Seventh Circuit Finds “Reasonable Cause” Provision in School CBA Creates Protected Fourteenth Amendment Rights
In a recent decision, Cheli v. Taylorville Community School District, the Seventh Circuit held that a school district violated a former employee’s due process rights when it terminated him without cause. The court reasoned that the former employee’s collective bargaining agreement (CBA) stated that employees could only be fired for “reasonable cause,” creating a protected property interest in continued employment such that the employee was entitled to due process.
The plaintiff, Cheli, was asked to meet with school district administration 25 minutes in advance of the meeting and was ultimately terminated at the meeting based on allegations that he harassed a student. The Board of Education later entered a resolution terminating Cheli; however, Cheli never received notice of the Board meeting at which the resolution was passed and did not receive notice of the charges or evidence against him that the Board considered. Cheli subsequently sued the school district, claiming that it violated his procedural due process rights under the Fourteenth Amendment. The district court dismissed the case, finding that the facts alleged by Cheli were not sufficient to infer that he had a property interest in continued employment. Cheli later appealed to the Seventh Circuit.

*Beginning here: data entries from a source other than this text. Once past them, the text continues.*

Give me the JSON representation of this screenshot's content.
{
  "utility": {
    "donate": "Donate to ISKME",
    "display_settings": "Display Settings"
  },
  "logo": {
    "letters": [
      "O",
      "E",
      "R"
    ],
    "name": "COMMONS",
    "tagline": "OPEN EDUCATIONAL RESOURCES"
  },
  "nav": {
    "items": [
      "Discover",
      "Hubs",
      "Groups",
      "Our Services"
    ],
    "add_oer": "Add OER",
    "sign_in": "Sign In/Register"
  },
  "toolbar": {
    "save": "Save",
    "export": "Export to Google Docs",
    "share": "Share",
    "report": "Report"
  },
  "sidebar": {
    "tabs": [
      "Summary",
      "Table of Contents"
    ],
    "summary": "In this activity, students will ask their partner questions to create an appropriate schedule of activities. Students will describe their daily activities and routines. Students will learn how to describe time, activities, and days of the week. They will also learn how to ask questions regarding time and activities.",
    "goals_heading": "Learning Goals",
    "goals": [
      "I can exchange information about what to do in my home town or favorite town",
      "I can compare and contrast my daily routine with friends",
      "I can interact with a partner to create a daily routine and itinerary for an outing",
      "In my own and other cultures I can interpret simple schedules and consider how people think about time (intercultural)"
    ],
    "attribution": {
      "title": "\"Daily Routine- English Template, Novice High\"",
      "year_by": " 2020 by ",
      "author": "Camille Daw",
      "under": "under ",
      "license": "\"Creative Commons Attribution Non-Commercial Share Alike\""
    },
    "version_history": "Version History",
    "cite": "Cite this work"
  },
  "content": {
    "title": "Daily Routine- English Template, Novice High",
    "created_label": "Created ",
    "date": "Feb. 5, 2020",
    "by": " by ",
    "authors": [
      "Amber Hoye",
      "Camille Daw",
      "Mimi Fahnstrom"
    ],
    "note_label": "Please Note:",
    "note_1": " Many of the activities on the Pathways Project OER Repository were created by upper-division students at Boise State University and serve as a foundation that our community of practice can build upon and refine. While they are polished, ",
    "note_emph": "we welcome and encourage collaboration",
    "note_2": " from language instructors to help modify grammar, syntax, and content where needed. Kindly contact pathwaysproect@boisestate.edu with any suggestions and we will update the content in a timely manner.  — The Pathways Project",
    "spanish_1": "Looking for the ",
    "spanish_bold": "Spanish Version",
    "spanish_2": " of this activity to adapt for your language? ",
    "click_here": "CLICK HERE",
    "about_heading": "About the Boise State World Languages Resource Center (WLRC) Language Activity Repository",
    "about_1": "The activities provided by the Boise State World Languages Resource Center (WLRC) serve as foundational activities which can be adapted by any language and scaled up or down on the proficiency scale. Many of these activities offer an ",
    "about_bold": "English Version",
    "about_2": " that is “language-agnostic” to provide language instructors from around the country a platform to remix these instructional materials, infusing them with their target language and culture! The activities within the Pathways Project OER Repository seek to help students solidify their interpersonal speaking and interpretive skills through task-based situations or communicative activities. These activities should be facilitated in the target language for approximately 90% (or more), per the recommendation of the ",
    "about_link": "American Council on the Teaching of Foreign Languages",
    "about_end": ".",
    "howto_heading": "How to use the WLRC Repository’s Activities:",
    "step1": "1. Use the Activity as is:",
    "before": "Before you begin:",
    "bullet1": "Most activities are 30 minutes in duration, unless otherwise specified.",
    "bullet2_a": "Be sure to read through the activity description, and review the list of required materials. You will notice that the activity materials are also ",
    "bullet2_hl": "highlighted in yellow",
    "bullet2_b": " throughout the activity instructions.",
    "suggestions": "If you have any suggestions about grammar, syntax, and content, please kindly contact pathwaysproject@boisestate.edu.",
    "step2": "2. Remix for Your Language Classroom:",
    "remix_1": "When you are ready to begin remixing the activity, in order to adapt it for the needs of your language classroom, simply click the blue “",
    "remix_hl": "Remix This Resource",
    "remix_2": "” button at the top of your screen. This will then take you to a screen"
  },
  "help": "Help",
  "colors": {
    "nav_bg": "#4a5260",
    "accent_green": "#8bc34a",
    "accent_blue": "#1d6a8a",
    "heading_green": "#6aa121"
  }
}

Under Illinois law, to demonstrate a legitimate expectation of continued employment, a plaintiff must show specific language in an ordinance, law, or contract that limits the ability of a public entity to terminate them. Typically, this is shown through language that termination will only be “for cause.” In this case, the labor agreement specified that an employee could only be terminated for “reasonable cause.” The school district unsuccessfully argued that such language indicated that the district had the option to terminate for reasonable cause, but that it was not required. The Seventh Circuit found that the language in the CBA limited the district’s discretion to terminate the employee and that the language would be “surplusage” if reasonable cause was not required.
The Court also found that other provisions in the CBA supported its determination that Cheli could only be fired for reasonable cause. For instance, the CBA included a reference to probationary periods. Illinois courts have frequently held that employee agreements or manuals that give an employer the right to discharge probationary employees for any reason, but non–probationary employees only for just cause, create tenure rights. The CBA also contained specific provisions for disciplinary proceedings that indicated employees must be afforded a conference, a right to a representative, and a written explanation of the district’s decision. The Court reasoned that while these provisions alone do not indicate a property interest, when read together, they support the existence of a property interest in continued employment. There was also no other language in the CBA that disclaimed such a property interest. Accordingly, the Seventh Circuit held that the CBA created a property interest in Cheli’s employment and reversed and remanded the decision to the district court.
School districts should be cognizant of including reasonable cause provisions in an employee contract or CBA, as doing so may indicate a protected property interest in employment such that the school district cannot terminate an employee for any reason. This case serves as a reminder that where such language appears in a labor agreement, the employee must be afforded basic due process protections, including notice and an opportunity to be heard.
If you have any questions regarding this decision, please contact the authors of this post or any other Franczek attorney.